Mercury was a car line that started in the 1930s by Henry Ford’s son Edsel Ford. With the Ford Motor Company producing a full line of vehicles and the Lincoln line of cars filling the upscale market, Edsel Ford thought there was room to create a car line between the two. Hence the Mercury car line was born and it continued until January 2011. The first car built by Mercury was the Mercury Eight in 1939. We do have plenty of Mercury brochures, but they start in 1946. The Mercury Eight made a big impression, equipped with a Ford flat head V-8 the vehicle sold for $916. Mercury sold 65800 units in 1939 and through 1940 another 89,200 units.
The Mercury brand was off to big start and start the 1941 model year with the Mercury Eight and in 1942 they offered a semi-automatic transmission built by Ford Motor known as the “Liquimatic”, but the 1942 model was cut short by the war. During the war Mercury and Lincoln were merged into a single division known as the Lincoln Mercury Division although they kept their separate brand identity they were managed under one division. Then in 1946 the Mercury Eight was brought back to the market and we have those Mercury brochures. The new model was practically the same as the earlier model, but it featured a new grill and some other minor modifications.
When the 1950s rolled around it was time for Mercury to step it up and they doubled the line-up with the Mercury Monterey and the Mercury Custom. These were both all-new vehicles and they shared many other parts and components with the Lincoln line. The Mercury brochures and sales pamphlets tell the story. The Mercury made a big splash on the big screen when James Dean in Rebel Without a Cause was seen in a Mercury.
The next new models for the Mercury brand were the Comet and Meteor, which were introduced in the 1960s. The Mercury Comet was known for the luxury features and the Meteor was a midsize car built to compete with the other brands. The Mercury Comet actually earned some respect on the racing circuit in the 1960s and by the end of the 1960s the Mercury Cougar made a big splash, which was a variation on the Mustang. Check out the Mercury brochures for a closer look.
Like all the automakers the 1970s were a tough time with the oil crisis. Mercury had to cater to the market and build the cars that buyers wanted. Mercury introduced the all-new smaller Comet a version on the Ford Pinto and the Bobcat, which was a fancier version of the Ford Maverick. See the Mercury brochures below. Mercury continued pushing forward with the Mercury Lynx and Mercury Sable, both of which were similar to the corresponding Ford models.

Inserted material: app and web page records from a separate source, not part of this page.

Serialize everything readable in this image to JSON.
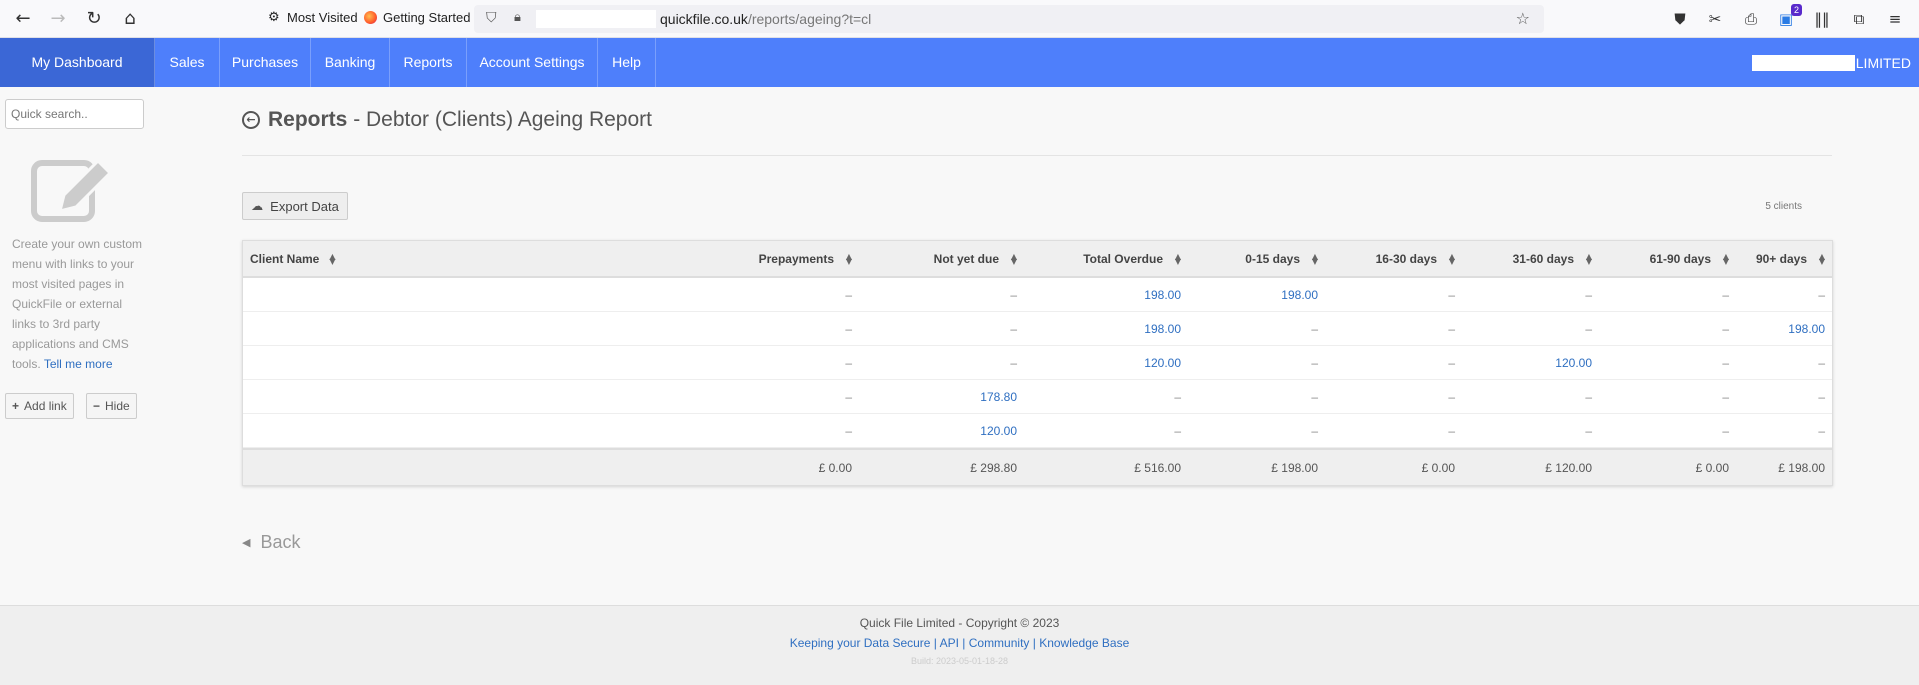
{
  "browser": {
    "bookmarks": [
      {
        "label": "Most Visited",
        "icon": "gear-icon"
      },
      {
        "label": "Getting Started",
        "icon": "firefox-icon"
      }
    ],
    "url_domain": "quickfile.co.uk",
    "url_path": "/reports/ageing?t=cl",
    "extension_badge": "2"
  },
  "nav": {
    "items": [
      "My Dashboard",
      "Sales",
      "Purchases",
      "Banking",
      "Reports",
      "Account Settings",
      "Help"
    ],
    "company_suffix": "LIMITED"
  },
  "sidebar": {
    "search_placeholder": "Quick search..",
    "custom_text": "Create your own custom menu with links to your most visited pages in QuickFile or external links to 3rd party applications and CMS tools.",
    "tell_me_more": "Tell me more",
    "add_link": "Add link",
    "hide": "Hide"
  },
  "page": {
    "title_strong": "Reports",
    "title_rest": " - Debtor (Clients) Ageing Report",
    "export_label": "Export Data",
    "client_count": "5 clients",
    "back_label": "Back"
  },
  "table": {
    "columns": [
      "Client Name",
      "Prepayments",
      "Not yet due",
      "Total Overdue",
      "0-15 days",
      "16-30 days",
      "31-60 days",
      "61-90 days",
      "90+ days"
    ],
    "rows": [
      [
        "",
        "–",
        "–",
        "198.00",
        "198.00",
        "–",
        "–",
        "–",
        "–"
      ],
      [
        "",
        "–",
        "–",
        "198.00",
        "–",
        "–",
        "–",
        "–",
        "198.00"
      ],
      [
        "",
        "–",
        "–",
        "120.00",
        "–",
        "–",
        "120.00",
        "–",
        "–"
      ],
      [
        "",
        "–",
        "178.80",
        "–",
        "–",
        "–",
        "–",
        "–",
        "–"
      ],
      [
        "",
        "–",
        "120.00",
        "–",
        "–",
        "–",
        "–",
        "–",
        "–"
      ]
    ],
    "totals": [
      "",
      "£ 0.00",
      "£ 298.80",
      "£ 516.00",
      "£ 198.00",
      "£ 0.00",
      "£ 120.00",
      "£ 0.00",
      "£ 198.00"
    ]
  },
  "footer": {
    "copyright": "Quick File Limited - Copyright © 2023",
    "links": "Keeping your Data Secure | API | Community | Knowledge Base",
    "build": "Build: 2023-05-01-18-28"
  },
  "colors": {
    "nav_bg": "#4e7ffb",
    "nav_active": "#3b67d6",
    "link": "#2f6fc1"
  }
}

Mercury really hit their stride in the 1990s when they introduced the Mercury Villager minivan and the Mercury Mountaineer SUV. These two upgraded Ford vehicles allowed Mercury to reach sales that were absolutely unbelievable at the time. Later in the 1990s Mercury released a new Cougar front wheel drive compact that was truly a Mercury product rather than a rebadged Ford. After that the remaining vehicles offered by Mercury were rebadged and reworked Ford models and in 2010 Ford decided to end the Mercury line and January of 2011 the last Mercury rolled off the assembly line. However we do have plenty of Mercury brochures and sales literature that showcase their products.
Mercury Brochures and Sales Literature
|Mercury Grand Marquis Brochures|
|2010 Mercury Grand Marquis Brochure|
|2009 Mercury Grand Marquis Brochure|
|Mercury Mariner Brochures|
|2011 Mercury Mariner Brochure|
|2010 Mercury Mariner Brochure|
|2009 Mercury Mariner Brochure|
|2008 Mercury Mariner Brochure|
|Mercury Milan Brochures|
|2011 Mercury Milan Brochure|
|2010 Mercury Milan Brochure|
|2008 Mercury Milan Brochure|
|Mercury Mountaineer Brochures|
|2010 Mercury Mountaineer Brochure|
|2009 Mercury Mountaineer Brochure|
|2008 Mercury Mountaineer Brochure|